Exercise details —
In the entries below, count the lines that include the word "compte" and reply with the number alone.
*** Opening of Entries supplied ***
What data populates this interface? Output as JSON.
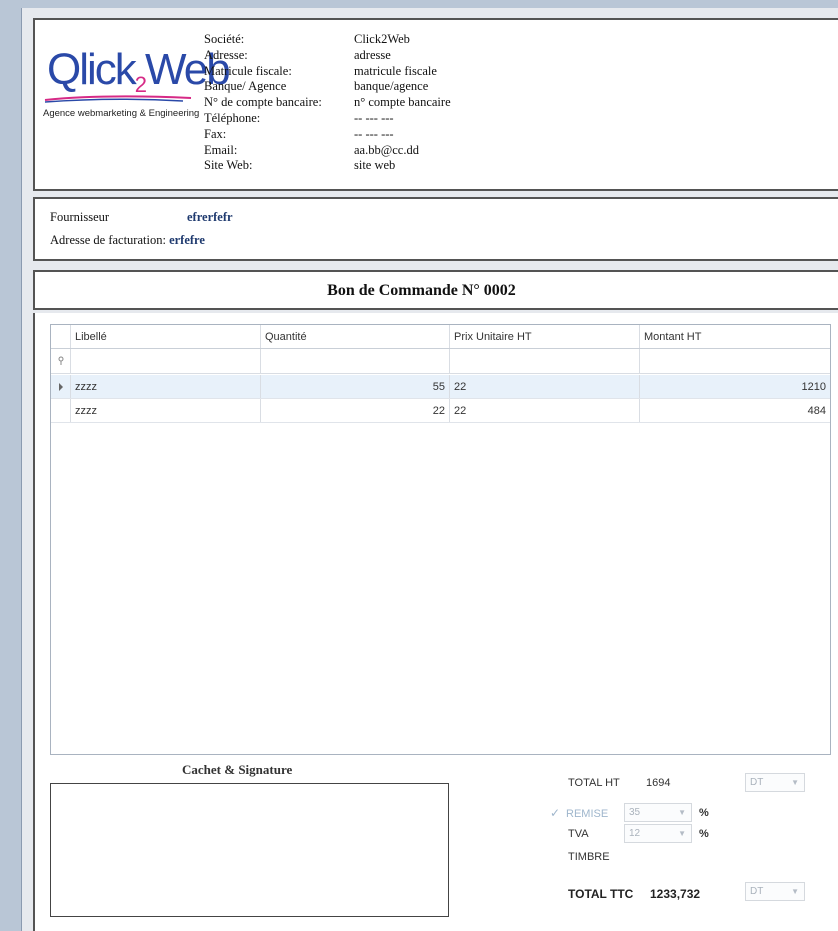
{
  "company": {
    "logo": {
      "part1": "Qlick",
      "part2": "2",
      "part3": "Web",
      "tagline": "Agence webmarketing & Engineering"
    },
    "fields": [
      {
        "label": "Société:",
        "value": "Click2Web"
      },
      {
        "label": "Adresse:",
        "value": "adresse"
      },
      {
        "label": "Matricule fiscale:",
        "value": "matricule fiscale"
      },
      {
        "label": "Banque/ Agence",
        "value": "banque/agence"
      },
      {
        "label": "N° de compte bancaire:",
        "value": "n° compte bancaire"
      },
      {
        "label": "Téléphone:",
        "value": "-- --- ---"
      },
      {
        "label": "Fax:",
        "value": "-- --- ---"
      },
      {
        "label": "Email:",
        "value": "aa.bb@cc.dd"
      },
      {
        "label": "Site Web:",
        "value": "site web"
      }
    ]
  },
  "supplier": {
    "label": "Fournisseur",
    "value": "efrerfefr",
    "billing_label": "Adresse de facturation:",
    "billing_value": "erfefre"
  },
  "document": {
    "title": "Bon de Commande N° 0002"
  },
  "grid": {
    "columns": [
      "Libellé",
      "Quantité",
      "Prix Unitaire HT",
      "Montant HT"
    ],
    "filter_icon": "pin-icon",
    "rows": [
      {
        "libelle": "zzzz",
        "quantite": "55",
        "prix": "22",
        "montant": "1210",
        "selected": true
      },
      {
        "libelle": "zzzz",
        "quantite": "22",
        "prix": "22",
        "montant": "484",
        "selected": false
      }
    ]
  },
  "signature": {
    "label": "Cachet & Signature"
  },
  "totals": {
    "total_ht_label": "TOTAL HT",
    "total_ht_value": "1694",
    "currency": "DT",
    "remise_label": "REMISE",
    "remise_value": "35",
    "remise_checked": true,
    "tva_label": "TVA",
    "tva_value": "12",
    "percent": "%",
    "timbre_label": "TIMBRE",
    "total_ttc_label": "TOTAL TTC",
    "total_ttc_value": "1233,732",
    "currency_ttc": "DT"
  },
  "colors": {
    "logo_blue": "#2a49a8",
    "logo_pink": "#d62a86",
    "supplier_value": "#1f3a6f",
    "selected_row": "#e8f1fa"
  }
}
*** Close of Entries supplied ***
Written reply —
2